» Work required
Determine how many lines of the material hold the word "JSON", and answer with the number only.

» Given entries
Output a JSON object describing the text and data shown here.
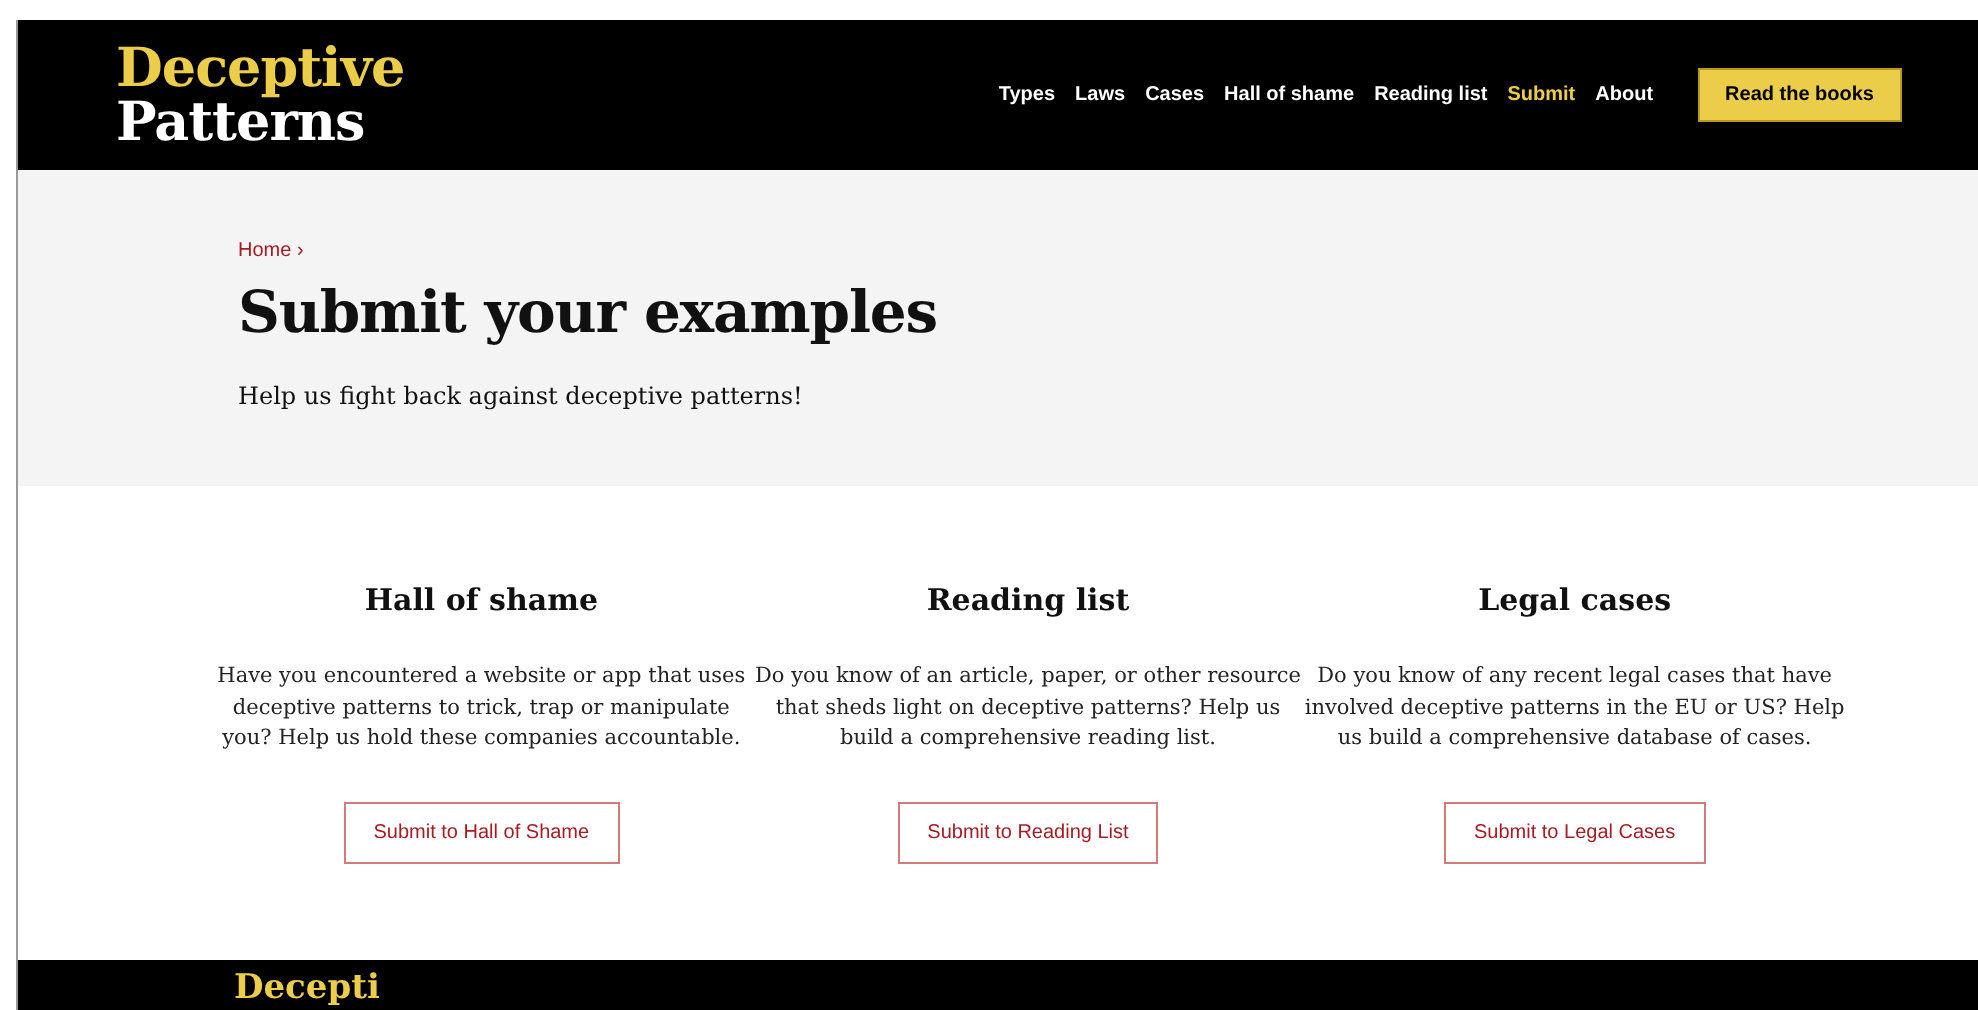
{
  "header": {
    "logo": {
      "line_1": "Deceptive",
      "line_2": "Patterns"
    },
    "nav": [
      {
        "label": "Types",
        "selected": false
      },
      {
        "label": "Laws",
        "selected": false
      },
      {
        "label": "Cases",
        "selected": false
      },
      {
        "label": "Hall of shame",
        "selected": false
      },
      {
        "label": "Reading list",
        "selected": false
      },
      {
        "label": "Submit",
        "selected": true
      },
      {
        "label": "About",
        "selected": false
      }
    ],
    "cta": "Read the books"
  },
  "hero": {
    "breadcrumb": "Home ›",
    "title": "Submit your examples",
    "subtitle": "Help us fight back against deceptive patterns!"
  },
  "cards": [
    {
      "title": "Hall of shame",
      "text": "Have you encountered a website or app that uses deceptive patterns to trick, trap or manipulate you? Help us hold these companies accountable.",
      "button": "Submit to Hall of Shame"
    },
    {
      "title": "Reading list",
      "text": "Do you know of an article, paper, or other resource that sheds light on deceptive patterns? Help us build a comprehensive reading list.",
      "button": "Submit to Reading List"
    },
    {
      "title": "Legal cases",
      "text": "Do you know of any recent legal cases that have involved deceptive patterns in the EU or US? Help us build a comprehensive database of cases.",
      "button": "Submit to Legal Cases"
    }
  ],
  "footer": {
    "logo": "Decepti"
  }
}
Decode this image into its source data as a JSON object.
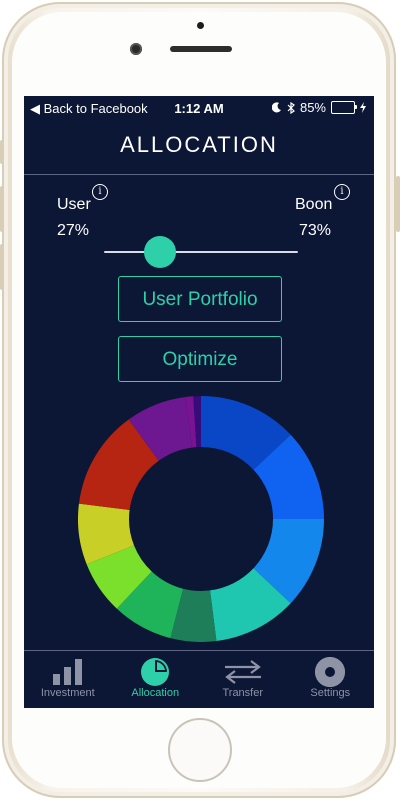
{
  "status_bar": {
    "back_label": "◀ Back to Facebook",
    "time": "1:12 AM",
    "battery_percent": "85%",
    "battery_level": 0.85
  },
  "header": {
    "title": "ALLOCATION"
  },
  "allocation": {
    "user_label": "User",
    "user_pct": "27%",
    "boon_label": "Boon",
    "boon_pct": "73%",
    "slider_value": 0.27,
    "info_glyph": "i"
  },
  "buttons": {
    "user_portfolio": "User Portfolio",
    "optimize": "Optimize"
  },
  "chart_data": {
    "type": "pie",
    "donut": true,
    "slices": [
      {
        "color": "#0a47c6",
        "value": 13
      },
      {
        "color": "#1062f0",
        "value": 12
      },
      {
        "color": "#1487ec",
        "value": 12
      },
      {
        "color": "#1fc6b0",
        "value": 11
      },
      {
        "color": "#1e7e5a",
        "value": 6
      },
      {
        "color": "#1fb35a",
        "value": 8
      },
      {
        "color": "#7be02c",
        "value": 7
      },
      {
        "color": "#c8cf26",
        "value": 8
      },
      {
        "color": "#b62412",
        "value": 13
      },
      {
        "color": "#6d1790",
        "value": 8
      },
      {
        "color": "#7a1391",
        "value": 1
      },
      {
        "color": "#360b7a",
        "value": 1
      }
    ]
  },
  "tabs": [
    {
      "label": "Investment",
      "icon": "bar-chart-icon",
      "active": false
    },
    {
      "label": "Allocation",
      "icon": "pie-chart-icon",
      "active": true
    },
    {
      "label": "Transfer",
      "icon": "transfer-arrows-icon",
      "active": false
    },
    {
      "label": "Settings",
      "icon": "gear-icon",
      "active": false
    }
  ],
  "colors": {
    "accent": "#2ed0a9",
    "background": "#0c1635",
    "inactive": "#8e94a6"
  }
}
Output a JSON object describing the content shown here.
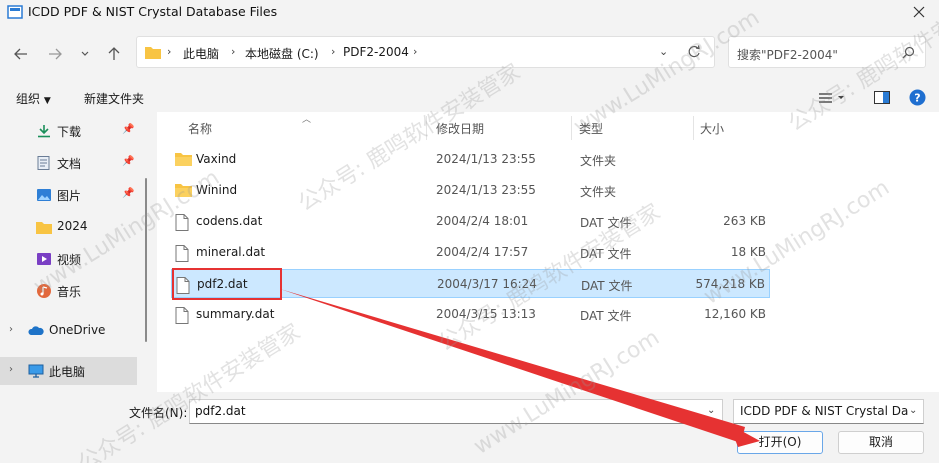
{
  "window": {
    "title": "ICDD PDF & NIST Crystal Database Files"
  },
  "address": {
    "segments": [
      "此电脑",
      "本地磁盘 (C:)",
      "PDF2-2004"
    ]
  },
  "search": {
    "placeholder": "搜索\"PDF2-2004\""
  },
  "toolbar": {
    "organize": "组织",
    "new_folder": "新建文件夹"
  },
  "sidebar": {
    "items": [
      {
        "label": "下载",
        "icon": "download-icon"
      },
      {
        "label": "文档",
        "icon": "document-icon"
      },
      {
        "label": "图片",
        "icon": "picture-icon"
      },
      {
        "label": "2024",
        "icon": "folder-icon"
      },
      {
        "label": "视频",
        "icon": "video-icon"
      },
      {
        "label": "音乐",
        "icon": "music-icon"
      },
      {
        "label": "OneDrive",
        "icon": "cloud-icon"
      },
      {
        "label": "此电脑",
        "icon": "computer-icon"
      }
    ]
  },
  "columns": {
    "name": "名称",
    "date": "修改日期",
    "type": "类型",
    "size": "大小"
  },
  "files": [
    {
      "name": "Vaxind",
      "date": "2024/1/13 23:55",
      "type": "文件夹",
      "size": "",
      "kind": "folder"
    },
    {
      "name": "Winind",
      "date": "2024/1/13 23:55",
      "type": "文件夹",
      "size": "",
      "kind": "folder"
    },
    {
      "name": "codens.dat",
      "date": "2004/2/4 18:01",
      "type": "DAT 文件",
      "size": "263 KB",
      "kind": "file"
    },
    {
      "name": "mineral.dat",
      "date": "2004/2/4 17:57",
      "type": "DAT 文件",
      "size": "18 KB",
      "kind": "file"
    },
    {
      "name": "pdf2.dat",
      "date": "2004/3/17 16:24",
      "type": "DAT 文件",
      "size": "574,218 KB",
      "kind": "file"
    },
    {
      "name": "summary.dat",
      "date": "2004/3/15 13:13",
      "type": "DAT 文件",
      "size": "12,160 KB",
      "kind": "file"
    }
  ],
  "bottom": {
    "filename_label": "文件名(N):",
    "filename_value": "pdf2.dat",
    "filetype_value": "ICDD PDF & NIST Crystal Da",
    "open_label": "打开(O)",
    "cancel_label": "取消"
  },
  "watermark": {
    "text": "公众号: 鹿鸣软件安装管家",
    "site": "www.LuMingRJ.com"
  }
}
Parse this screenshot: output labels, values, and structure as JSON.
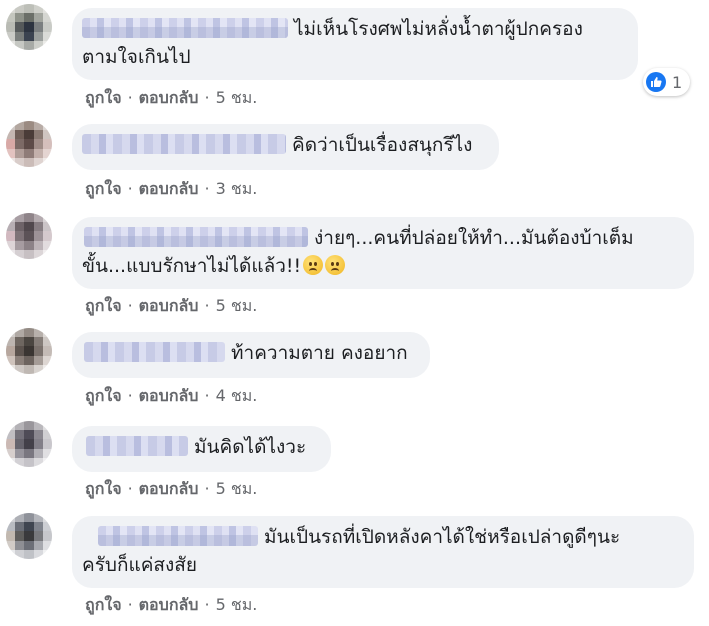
{
  "comments": [
    {
      "name_blurred": true,
      "text_line1": "ไม่เห็นโรงศพไม่หลั่งน้ำตาผู้ปกครอง",
      "text_line2": "ตามใจเกินไป",
      "actions": {
        "like": "ถูกใจ",
        "reply": "ตอบกลับ",
        "time": "5 ชม."
      },
      "reaction": {
        "icon": "thumbs-up-icon",
        "count": "1",
        "color": "#1877f2"
      }
    },
    {
      "name_blurred": true,
      "text_line1": "คิดว่าเป็นเรื่องสนุกรึไง",
      "actions": {
        "like": "ถูกใจ",
        "reply": "ตอบกลับ",
        "time": "3 ชม."
      }
    },
    {
      "name_blurred": true,
      "text_line1": "ง่ายๆ...คนที่ปล่อยให้ทำ...มันต้องบ้าเต็ม",
      "text_line2": "ขั้น...แบบรักษาไม่ได้แล้ว!!",
      "emojis": [
        "frowning-face-emoji",
        "frowning-face-emoji"
      ],
      "actions": {
        "like": "ถูกใจ",
        "reply": "ตอบกลับ",
        "time": "5 ชม."
      }
    },
    {
      "name_blurred": true,
      "text_line1": "ท้าความตาย คงอยาก",
      "actions": {
        "like": "ถูกใจ",
        "reply": "ตอบกลับ",
        "time": "4 ชม."
      }
    },
    {
      "name_blurred": true,
      "text_line1": "มันคิดได้ไงวะ",
      "actions": {
        "like": "ถูกใจ",
        "reply": "ตอบกลับ",
        "time": "5 ชม."
      }
    },
    {
      "name_blurred": true,
      "text_line1": "มันเป็นรถที่เปิดหลังคาได้ใช่หรือเปล่าดูดีๆนะ",
      "text_line2": "ครับก็แค่สงสัย",
      "actions": {
        "like": "ถูกใจ",
        "reply": "ตอบกลับ",
        "time": "5 ชม."
      }
    }
  ],
  "separator": "·",
  "colors": {
    "bubble": "#f0f2f5",
    "text": "#1c1e21",
    "meta": "#65676b",
    "like_blue": "#1877f2"
  }
}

» Expected output
4